"When we asked why the match rate is so low, the answer surprised us," Jacques said, noting that the bureau decided that it would not count a match unless the applicant's name, date of birth and Social Security number matched exactly what was listed on the warrant.
The senator noted that it is in criminals' best interest to provide inaccurate identifiers when arrested or called into court.
"Still, that answer was better than the one when I asked why they weren't at least doing that for new applications," Jacques said. "First, I was told that they didn't want to inconvenience the applicant, then, when pressed, they just said they didn't do it. I was shocked. They didn't even try to give me a gray-area answer, they just decided not to follow the direction."
While some recommendations can be implemented simply through money -- like outfitting state troopers with $20 million in laptops -- issues like the one raised by the BMV have less clear routes to resolution. As in many state governments, agencies like the BMV or social services have their own goals and standards. In some cases, certain agencies may even resist cooperating because of the
privacy issues an integrated system raises.
Still, Jacques is convinced that the WMS can become the cutting-edge system it was intended to be.
"The parties that brought this system online deserve a tremendous amount of credit: from paper to this was an amazing amount of effort. Now we have to step back and ask, 'How can we make it better?'" Jacques said. "In the beginning, everyone was so busy getting it up and running and keeping it up and running that there was no one to look at the big picture. That is what we hope this committee's report will accomplish."

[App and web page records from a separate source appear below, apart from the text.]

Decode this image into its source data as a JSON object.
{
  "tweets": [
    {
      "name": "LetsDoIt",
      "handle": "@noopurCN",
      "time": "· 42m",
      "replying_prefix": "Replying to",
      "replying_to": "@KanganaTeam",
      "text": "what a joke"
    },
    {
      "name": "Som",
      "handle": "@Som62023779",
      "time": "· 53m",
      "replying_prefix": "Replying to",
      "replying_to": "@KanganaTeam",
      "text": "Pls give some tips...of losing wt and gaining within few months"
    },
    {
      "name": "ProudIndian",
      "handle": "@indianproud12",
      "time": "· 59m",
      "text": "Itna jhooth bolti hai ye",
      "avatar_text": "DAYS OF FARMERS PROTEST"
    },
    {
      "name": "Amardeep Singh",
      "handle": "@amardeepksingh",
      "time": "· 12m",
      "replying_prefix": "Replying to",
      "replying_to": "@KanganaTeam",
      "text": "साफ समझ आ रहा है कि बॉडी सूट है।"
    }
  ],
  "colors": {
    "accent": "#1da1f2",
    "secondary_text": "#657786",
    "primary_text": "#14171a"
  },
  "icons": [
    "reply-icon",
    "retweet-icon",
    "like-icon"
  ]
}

Justice and Technology Editor Ray Dussault is also a research director for the Law Enforcement Technology Acquisition Project. Email